), the number three was seen as evil. It was also a magical number because of the holy trinity The ingredients that the witches add to the cauldron are associated with the themes of death: ‘finger of birth-strangled babe.’; crime: ‘grease that’s sweaten from the murderer’s gibbet.’; evil: ‘Tartar’s lips.’; poison ‘adder’s fork’; and damnation: ‘Liver of blaspheming Jew’. These powerful images would have shocked Shakespearean audiences and thus would have thought the witches as overwhelmingly evil. The witches add to this impression of evil by throwing ‘into the flame’ a murderer’s gibbet. This shows that Macbeth will have the same fate as a murderer, being thrown into the flames of hell.
They meet in foul weather and talk of "thunder, lightning" and "the fog and filthy air", giving the audience a first impression that Macbeth is a dark, dangerous play in which the theme of evil is central. Only once in the play are the three weird sisters called 'witches', instead they are called "old hags" and "elemental forces". Shakespeare describes the witches in this way to make them sound more evil so that the audience would dislike them more. Shakespeare used the witches and supernatural influences to present evil scenes and events. As witches were hated at the time that Shakespeare wrote the play, he used the witc... ... middle of paper ... ...h after Guy Fawks' attempt to kill King James I in 1605.
When the play was written in 1600, people in those days believed in things like the witches and they also believed thought that the power and knowledge of the future came from the devil.
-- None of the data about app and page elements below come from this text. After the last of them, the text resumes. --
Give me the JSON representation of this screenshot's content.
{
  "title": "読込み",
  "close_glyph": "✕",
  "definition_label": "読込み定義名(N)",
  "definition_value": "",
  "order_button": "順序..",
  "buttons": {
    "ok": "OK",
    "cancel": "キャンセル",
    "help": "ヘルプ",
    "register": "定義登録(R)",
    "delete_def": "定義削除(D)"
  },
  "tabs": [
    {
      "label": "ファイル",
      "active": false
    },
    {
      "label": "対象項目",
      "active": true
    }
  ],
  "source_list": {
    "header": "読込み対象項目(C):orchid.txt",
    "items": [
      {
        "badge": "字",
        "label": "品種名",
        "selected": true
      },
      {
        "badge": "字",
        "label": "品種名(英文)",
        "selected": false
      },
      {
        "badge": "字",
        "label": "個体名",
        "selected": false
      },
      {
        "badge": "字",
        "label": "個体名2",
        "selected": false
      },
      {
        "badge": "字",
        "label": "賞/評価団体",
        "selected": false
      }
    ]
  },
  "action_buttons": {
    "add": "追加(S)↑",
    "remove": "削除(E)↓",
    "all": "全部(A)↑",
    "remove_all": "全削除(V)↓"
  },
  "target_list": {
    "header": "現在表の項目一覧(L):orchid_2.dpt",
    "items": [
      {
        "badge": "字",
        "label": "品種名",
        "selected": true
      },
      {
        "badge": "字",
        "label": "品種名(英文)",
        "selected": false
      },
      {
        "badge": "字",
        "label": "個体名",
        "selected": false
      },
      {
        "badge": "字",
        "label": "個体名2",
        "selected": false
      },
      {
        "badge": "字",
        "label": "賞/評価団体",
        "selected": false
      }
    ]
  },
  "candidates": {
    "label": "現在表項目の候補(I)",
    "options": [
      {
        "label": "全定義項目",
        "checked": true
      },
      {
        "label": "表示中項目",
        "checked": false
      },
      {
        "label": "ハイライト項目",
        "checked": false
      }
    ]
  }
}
All this shows why the witches influence Macbeth throughout the play and why are part of Macbeth's struggle between good and evil. The witches start of by giving the audience a clue to what the future holds for Macbeth. "When the battles lost and won," (Act 1, Scene 1) is said by the second witch. This says that every battle is lost by one side and won by another and so Macbeth's fate is that he will win the battle, but will lose his time of victory for the battle of his soul.
From the very beginning of the play, supernatural and unnatural forces have inspired and encouraged Macbeth. They interfere with natural events and completely change the character of Macbeth and his wife. Witches, apparitions, ghosts, and other unnatural images are used to demonstrate the evil effects and consequences those forces can have. Shakespeare is successful in telling his audience that only evil will come when Macbeth or any other person tampers with natural forces for personal gain.
The witches have short lines, which are written in rhyme making their words seem like a chant. The language of the witches displays their hatred of all things good, their rhyming couplets contradict each other and emphasises the witches evil: Fair is foul, and foul is fair: Hover through the fog and filthy air. This quotation is a warning and hint to the audience that things are ... ... middle of paper ... ...iscussed the most relevant points, I have come to the conclusion that the most important portrayal of evil has to be the three witches. I believe they create the first step onto Macbeth's road of destruction. There is a strong contrast on Macbeth's character before and after he meets the witches.
The Witches have malicious intentions and prophetic powers that entice Macbeth and captivate his mind. Although they have no power to compel Macbeth, the Witches appeal to Macbeth’s desires, eventually leading him to his tragic end. The most obvious interpretation of the Witches is to see them as manifestations of evil in the world. They exist to tempt and torment people, to challenge their faith in themselves and their society. The Weird Sisters work on Macbeth by equivocation, that is, by ambiguous promises of some future state.
I am going to write about the different supernatural happenings in Macbeth, each of them leading Macbeth to act sinfully. The supernatural starts the play as the audience are presented with the three witches. Macbeth is told through them what his future is and it immediately gives him evil thoughts: My thought, whose murder yet is but fantastical, Shakes so my single state of man that function (Act one Scene three, lines 139-140) The witches could have put the idea in Macbeths head that he could become king, making him murder or they could have cast a spell on Macbeth making him do terrible things. The witches are thought to be evil characters; they have supernatural powers from the devil: What! Can the Devil speak true?
Evil In Women and Its Effect on Macbeth "...My thought, whose murder yet is but fantastical, Shakes so my single state of man that function Is smother'd in surmise, and nothing is But what is not." (1.3.140-143). Throughout Shakespeare's play, we see that Macbeth is the victim of evil seduction by women. In the above quote the evil is perpetrated by the witches. Lady Macbeth also plays a strong role in his moral corruption.
Macbeth starts to rely on others instead of himself, which ultimately will going to drive him insane. The witches conspire with Hacate “As by the strength of their illusion/ Shall draw spurn fate, scorn dea... ... middle of paper ... .../ Ere human statute purged the gentle weal;/ Ay, and since too, murders have been performed” (III.iv.76-78) the murder that Macbeth has conspired leaks to the public. The heavy amount of stress puts fear and grief in the mind. Reassuring fate through the illusions created through the thought process of Macbeth. Fate determines what happens in a person’s life.